"There's two main groups of dinosaurs, ornithischian dinosaurs like Stegosaurus and Triceratops, and then there's the saurischian dinosaurs which are your big dinosaurs like Brontosaurus and later, large meat-eating forms," Parker says.
"The Triassic is supposedly the period when both of these branches formed, and we have lots of saurischian dinosaurs, but the ornithischian record is really, really spotty. All we have are teeth which are supposed to be ornithischian. So by finding a crocodilian with these teeth suddenly you can't say that all these teeth belonged to dinosaurs. We've wiped away the entire ornithischian dinosaur record for the late Triassic," Parker says.
Parker and his colleagues reported their findings in the journal of the Proceedings of the Royal Society, Biological Sciences.
The animal they exhumed once roamed an area that looked far different than it does today.

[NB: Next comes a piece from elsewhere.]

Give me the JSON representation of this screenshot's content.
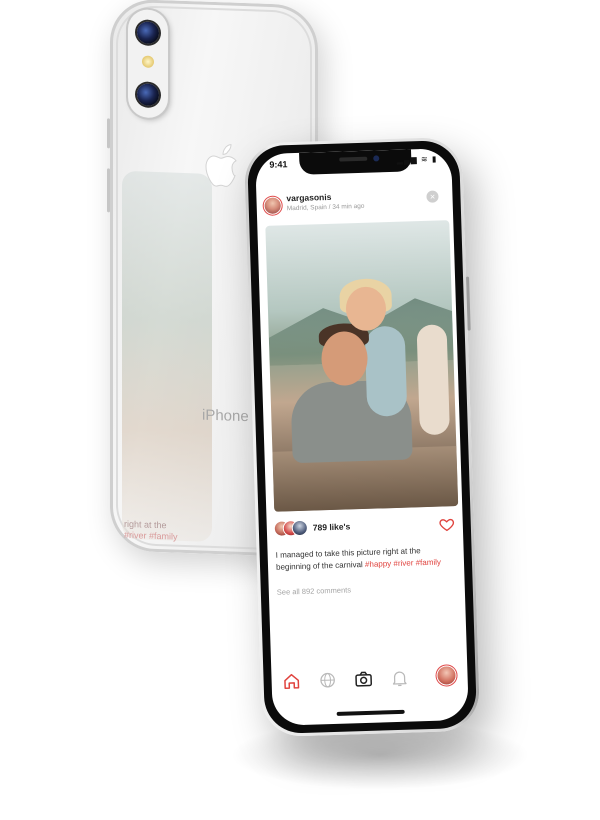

The Petrified Forest National Park, known primarily for the fossilized remains of what was once a great forest, is also one of the richest repositories of ancient fossils in North America, if not the world.
Today it is an arid desert, but in the late Triassic it was more like an oasis with rivers that harbored all sorts of life.
Parker wasn't even looking for fossils when he was roaming through part of the park, known as the Painted Desert, with several geologists. They were looking for clues to the geological history of the region.
"I saw this very promising outcrop," Parker says, which he immediately recognized as an ancient flood plain.
"That's the best place to find this stuff," he says of the fossils that now threaten to consume his life.
"This was a huge river system," he says. "During the Triassic a lot of things died along the river channels. And during periods of heavy rain the rivers would flood and there would be a lot of sediments, so there was a quick burial. That's pretty much the key to preserving fossils."
Parker returned to the same site the next day with a colleague, and "sure enough, within minutes after I got there, I found all these armor plates, crocodilian type plates" that helped protect some early animal from predators, he says.
Minutes later they found a piece of a jaw.
"This was the first time anyone had actually picked up jaw material, or any material other than just isolated teeth that were laying on the ground," he adds.
They kept digging and soon hit the jackpot.
"There was a skull there, and it had Revueltosaurus teeth in it," he says. "So light bulbs went off and I realized that Revueltosaurus was not an ornithischian dinosaur. Instead, it was this little armored, crocodile ancestor."
More digging revealed more evidence. The animal had an ankle like a crocodile, not a dinosaur.
"Dinosaurs have kind of a bird-like ankle that allows for a more upright posture, whereas the crocodile ankle is weaker, and it causes the animal to be sprawling," Parker says.
As is so often the case, the discovery has precipitated more questions than answers because it clouds the origin of an entire line of dinosaurs.
"Now we don't know where the ornithischian came from," Parker says. "Where do they fit in?"
It was thought they may have originated in South America, then extended their range across continents that have long since separated. But the evidence for early ornithischian in South America is also largely dental, so who knows?
The researchers say their discovery makes it clear, however, that ornithischian diversified much later than saurischian, and many animals thought to be dinosaurs probably aren't.
Not a bad contribution from a strange little animal that probably ended up on the food chain for an expanding population of meat-eating dinosaurs.
Lee Dye's column appears weekly on ABCNEWS.com. A former science writer for the Los Angeles Times, he now lives in Juneau, Alaska.